A recent VITA Standards Organ - ization (VSO) meeting regarding ESM - express, held in the fall of 2008, yielded some significant advancement of the standard itself, further moving VITA 59 RSE towards complete standardization. Some of the noteworthy ad vancements are the addition of a display port and HDMI as well as support of a high definition audio low voltage I/O mode that allows carrier boards to support both 3.3 V and 1.5 V. Also, PCIexpress (PCIe) or Serial RapidIO is now allowed on all formerly dedicated PCIe pins. Addi - tional areas being defined include the thermal specification for the modules and thermal guidelines; mechanics compliant to VITA 3.0 in order to use the modules with CPCI and VPX; and the integration of additional interfaces, in cluding USB 3.0 and 10 Gbit Ethernet over CAT6 cables.

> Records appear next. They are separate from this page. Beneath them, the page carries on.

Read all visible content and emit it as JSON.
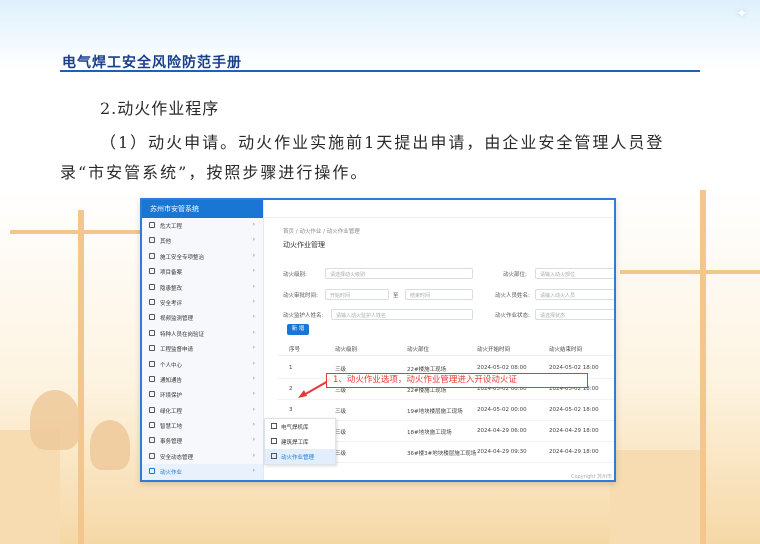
{
  "header": {
    "title": "电气焊工安全风险防范手册"
  },
  "heading": "2.动火作业程序",
  "paragraph": "（1）动火申请。动火作业实施前1天提出申请，由企业安全管理人员登录“市安管系统”，按照步骤进行操作。",
  "screenshot": {
    "app_title": "苏州市安管系统",
    "sidebar": [
      {
        "label": "危大工程"
      },
      {
        "label": "其他"
      },
      {
        "label": "施工安全专项整治"
      },
      {
        "label": "项目备案"
      },
      {
        "label": "隐患整改"
      },
      {
        "label": "安全考评"
      },
      {
        "label": "视频监测管理"
      },
      {
        "label": "特种人员在岗验证"
      },
      {
        "label": "工程监督申请"
      },
      {
        "label": "个人中心"
      },
      {
        "label": "通知通告"
      },
      {
        "label": "环境保护"
      },
      {
        "label": "绿化工程"
      },
      {
        "label": "智慧工地"
      },
      {
        "label": "事务管理"
      },
      {
        "label": "安全动态管理"
      },
      {
        "label": "动火作业"
      }
    ],
    "submenu": [
      {
        "label": "电气焊机库"
      },
      {
        "label": "建筑焊工库"
      },
      {
        "label": "动火作业管理"
      }
    ],
    "breadcrumb": "首页 / 动火作业 / 动火作业管理",
    "page_title": "动火作业管理",
    "form": {
      "level_label": "动火级别:",
      "level_placeholder": "请选择动火级别",
      "part_label": "动火部位:",
      "part_placeholder": "请输入动火部位",
      "time_label": "动火审批时间:",
      "time_start": "开始时间",
      "time_sep": "至",
      "time_end": "结束时间",
      "person_label": "动火人员姓名:",
      "person_placeholder": "请输入动火人员",
      "guard_label": "动火监护人姓名:",
      "guard_placeholder": "请输入动火监护人姓名",
      "status_label": "动火作业状态:",
      "status_placeholder": "请选择状态",
      "add_button": "新 增"
    },
    "columns": [
      "序号",
      "动火级别",
      "动火部位",
      "动火开始时间",
      "动火结束时间"
    ],
    "rows": [
      {
        "no": "1",
        "level": "三级",
        "part": "22#楼施工现场",
        "start": "2024-05-02 08:00",
        "end": "2024-05-02 18:00"
      },
      {
        "no": "2",
        "level": "三级",
        "part": "22#楼施工现场",
        "start": "2024-05-02 00:00",
        "end": "2024-05-02 18:00"
      },
      {
        "no": "3",
        "level": "三级",
        "part": "19#地块楼层施工现场",
        "start": "2024-05-02 00:00",
        "end": "2024-05-02 18:00"
      },
      {
        "no": "4",
        "level": "三级",
        "part": "18#地块施工现场",
        "start": "2024-04-29 06:00",
        "end": "2024-04-29 18:00"
      },
      {
        "no": "5",
        "level": "三级",
        "part": "36#楼3#地块楼层施工现场",
        "start": "2024-04-29 09:30",
        "end": "2024-04-29 18:00"
      }
    ],
    "footer": "Copyright 苏州市"
  },
  "callout": "1、动火作业选项，动火作业管理进入开设动火证",
  "colors": {
    "brand": "#1976d2",
    "accent_red": "#e53935",
    "header_line": "#1f5fb5"
  }
}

ESMexpress provides power dissipation of up to 35 Watts while providing 100% EMC protection by mounting the populated PCB to a frame and completely enclosing the module in an aluminum housing. A mechanically-robust connector specified for MIL and railway applications supports differential signals with up to 8 GHz, features a stacking height of 5 mm with a minimum tolerance of +/-0.3 mm, is equipped with fixed contacts for power supply and is specified for an operating temperature of -55°C to +125°C. And, as with the FPGA-based USM concept, ESMexpress provides exceptional long-term system availability since the IP cores can always be updated to modify or upgrade system functionality.

Continuing Advancements

FPGA technology has laid the groundwork for many different growth areas in embedded computing. Not only have new technologies and standards stemmed from the flexibility and functionality of FPGAs, but more designers now have access to embedded solutions that help to bring system costs down while extending the overall lifecycle of a system through affordable, easy technology upgrades. These types of milestone industry advancements, such as the growing use of FPGA and the related concepts that subsequently develop, are significant achievements for the industry as a whole. Make way for FPGA.

This article was written by Stephen Cunha, Vice President, MEN Micro Inc. (Ambler, PA). For more information, contact Mr. Cunha at This email address is being protected from spambots. You need JavaScript enabled to view it. , or visit here .


Embedded Technology Magazine

This article first appeared in the March, 2009 issue of Embedded Technology Magazine.

Read more articles from this issue here.

Read more articles from the archives here.